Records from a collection
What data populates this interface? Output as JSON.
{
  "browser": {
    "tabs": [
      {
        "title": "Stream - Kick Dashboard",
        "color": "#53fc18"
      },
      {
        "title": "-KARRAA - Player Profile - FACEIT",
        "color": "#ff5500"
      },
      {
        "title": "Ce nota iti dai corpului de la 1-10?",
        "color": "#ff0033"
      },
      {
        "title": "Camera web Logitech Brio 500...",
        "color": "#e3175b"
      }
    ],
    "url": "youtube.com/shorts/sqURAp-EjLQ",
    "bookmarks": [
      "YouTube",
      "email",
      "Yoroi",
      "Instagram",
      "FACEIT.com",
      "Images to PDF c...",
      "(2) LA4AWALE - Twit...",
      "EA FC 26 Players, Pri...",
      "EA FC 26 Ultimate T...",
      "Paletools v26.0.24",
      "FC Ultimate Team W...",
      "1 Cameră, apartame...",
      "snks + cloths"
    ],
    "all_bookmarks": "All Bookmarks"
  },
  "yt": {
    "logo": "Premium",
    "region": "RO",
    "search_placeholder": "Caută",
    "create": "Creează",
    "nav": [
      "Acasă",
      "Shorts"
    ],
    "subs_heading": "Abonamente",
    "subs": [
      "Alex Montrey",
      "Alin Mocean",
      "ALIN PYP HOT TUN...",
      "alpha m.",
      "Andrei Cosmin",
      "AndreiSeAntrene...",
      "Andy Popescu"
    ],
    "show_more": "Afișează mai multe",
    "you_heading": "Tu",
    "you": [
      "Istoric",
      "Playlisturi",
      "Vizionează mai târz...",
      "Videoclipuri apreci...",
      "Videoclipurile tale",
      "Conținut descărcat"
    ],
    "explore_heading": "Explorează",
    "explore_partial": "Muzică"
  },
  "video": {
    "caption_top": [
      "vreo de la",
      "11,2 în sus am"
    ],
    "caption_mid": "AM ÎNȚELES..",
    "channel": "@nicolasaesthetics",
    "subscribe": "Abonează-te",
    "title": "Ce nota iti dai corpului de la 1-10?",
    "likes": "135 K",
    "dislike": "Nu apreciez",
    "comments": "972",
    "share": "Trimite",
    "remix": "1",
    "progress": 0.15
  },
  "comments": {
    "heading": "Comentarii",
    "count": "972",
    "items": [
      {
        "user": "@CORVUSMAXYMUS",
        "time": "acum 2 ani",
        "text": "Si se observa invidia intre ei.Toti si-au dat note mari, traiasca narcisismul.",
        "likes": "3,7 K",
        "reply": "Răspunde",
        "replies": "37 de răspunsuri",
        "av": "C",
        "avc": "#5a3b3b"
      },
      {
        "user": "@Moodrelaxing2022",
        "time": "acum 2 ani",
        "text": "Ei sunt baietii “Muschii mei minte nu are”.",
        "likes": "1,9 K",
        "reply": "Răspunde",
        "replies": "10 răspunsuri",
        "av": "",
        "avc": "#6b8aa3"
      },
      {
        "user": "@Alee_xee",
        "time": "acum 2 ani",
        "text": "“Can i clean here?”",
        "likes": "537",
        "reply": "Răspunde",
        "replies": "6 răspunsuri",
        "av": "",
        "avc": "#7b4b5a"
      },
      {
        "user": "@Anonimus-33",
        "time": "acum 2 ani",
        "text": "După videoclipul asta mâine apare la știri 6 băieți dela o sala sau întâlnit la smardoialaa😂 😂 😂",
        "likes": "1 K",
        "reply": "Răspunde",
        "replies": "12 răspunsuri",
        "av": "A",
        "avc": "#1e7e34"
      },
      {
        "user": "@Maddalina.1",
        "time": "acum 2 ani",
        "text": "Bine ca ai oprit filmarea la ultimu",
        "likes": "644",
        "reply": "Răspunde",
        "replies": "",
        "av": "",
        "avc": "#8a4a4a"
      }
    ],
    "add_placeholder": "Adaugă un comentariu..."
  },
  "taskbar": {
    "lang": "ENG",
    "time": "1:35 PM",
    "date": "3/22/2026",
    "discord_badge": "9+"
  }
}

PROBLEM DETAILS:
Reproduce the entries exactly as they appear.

WRITTEN RESPONSE:
What data populates this interface? Output as JSON.
{
  "browser": {
    "tabs": [
      {
        "title": "Stream - Kick Dashboard",
        "color": "#53fc18"
      },
      {
        "title": "-KARRAA - Player Profile - FACEIT",
        "color": "#ff5500"
      },
      {
        "title": "Ce nota iti dai corpului de la 1-10?",
        "color": "#ff0033"
      },
      {
        "title": "Camera web Logitech Brio 500...",
        "color": "#e3175b"
      }
    ],
    "url": "youtube.com/shorts/sqURAp-EjLQ",
    "bookmarks": [
      "YouTube",
      "email",
      "Yoroi",
      "Instagram",
      "FACEIT.com",
      "Images to PDF c...",
      "(2) LA4AWALE - Twit...",
      "EA FC 26 Players, Pri...",
      "EA FC 26 Ultimate T...",
      "Paletools v26.0.24",
      "FC Ultimate Team W...",
      "1 Cameră, apartame...",
      "snks + cloths"
    ],
    "all_bookmarks": "All Bookmarks"
  },
  "yt": {
    "logo": "Premium",
    "region": "RO",
    "search_placeholder": "Caută",
    "create": "Creează",
    "nav": [
      "Acasă",
      "Shorts"
    ],
    "subs_heading": "Abonamente",
    "subs": [
      "Alex Montrey",
      "Alin Mocean",
      "ALIN PYP HOT TUN...",
      "alpha m.",
      "Andrei Cosmin",
      "AndreiSeAntrene...",
      "Andy Popescu"
    ],
    "show_more": "Afișează mai multe",
    "you_heading": "Tu",
    "you": [
      "Istoric",
      "Playlisturi",
      "Vizionează mai târz...",
      "Videoclipuri apreci...",
      "Videoclipurile tale",
      "Conținut descărcat"
    ],
    "explore_heading": "Explorează",
    "explore_partial": "Muzică"
  },
  "video": {
    "caption_top": [
      "vreo de la",
      "11,2 în sus am"
    ],
    "caption_mid": "AM ÎNȚELES..",
    "channel": "@nicolasaesthetics",
    "subscribe": "Abonează-te",
    "title": "Ce nota iti dai corpului de la 1-10?",
    "likes": "135 K",
    "dislike": "Nu apreciez",
    "comments": "972",
    "share": "Trimite",
    "remix": "1",
    "progress": 0.15
  },
  "comments": {
    "heading": "Comentarii",
    "count": "972",
    "items": [
      {
        "user": "@CORVUSMAXYMUS",
        "time": "acum 2 ani",
        "text": "Si se observa invidia intre ei.Toti si-au dat note mari, traiasca narcisismul.",
        "likes": "3,7 K",
        "reply": "Răspunde",
        "replies": "37 de răspunsuri",
        "av": "C",
        "avc": "#5a3b3b"
      },
      {
        "user": "@Moodrelaxing2022",
        "time": "acum 2 ani",
        "text": "Ei sunt baietii “Muschii mei minte nu are”.",
        "likes": "1,9 K",
        "reply": "Răspunde",
        "replies": "10 răspunsuri",
        "av": "",
        "avc": "#6b8aa3"
      },
      {
        "user": "@Alee_xee",
        "time": "acum 2 ani",
        "text": "“Can i clean here?”",
        "likes": "537",
        "reply": "Răspunde",
        "replies": "6 răspunsuri",
        "av": "",
        "avc": "#7b4b5a"
      },
      {
        "user": "@Anonimus-33",
        "time": "acum 2 ani",
        "text": "După videoclipul asta mâine apare la știri 6 băieți dela o sala sau întâlnit la smardoialaa😂 😂 😂",
        "likes": "1 K",
        "reply": "Răspunde",
        "replies": "12 răspunsuri",
        "av": "A",
        "avc": "#1e7e34"
      },
      {
        "user": "@Maddalina.1",
        "time": "acum 2 ani",
        "text": "Bine ca ai oprit filmarea la ultimu",
        "likes": "644",
        "reply": "Răspunde",
        "replies": "",
        "av": "",
        "avc": "#8a4a4a"
      }
    ],
    "add_placeholder": "Adaugă un comentariu..."
  },
  "taskbar": {
    "lang": "ENG",
    "time": "1:35 PM",
    "date": "3/22/2026",
    "discord_badge": "9+"
  }
}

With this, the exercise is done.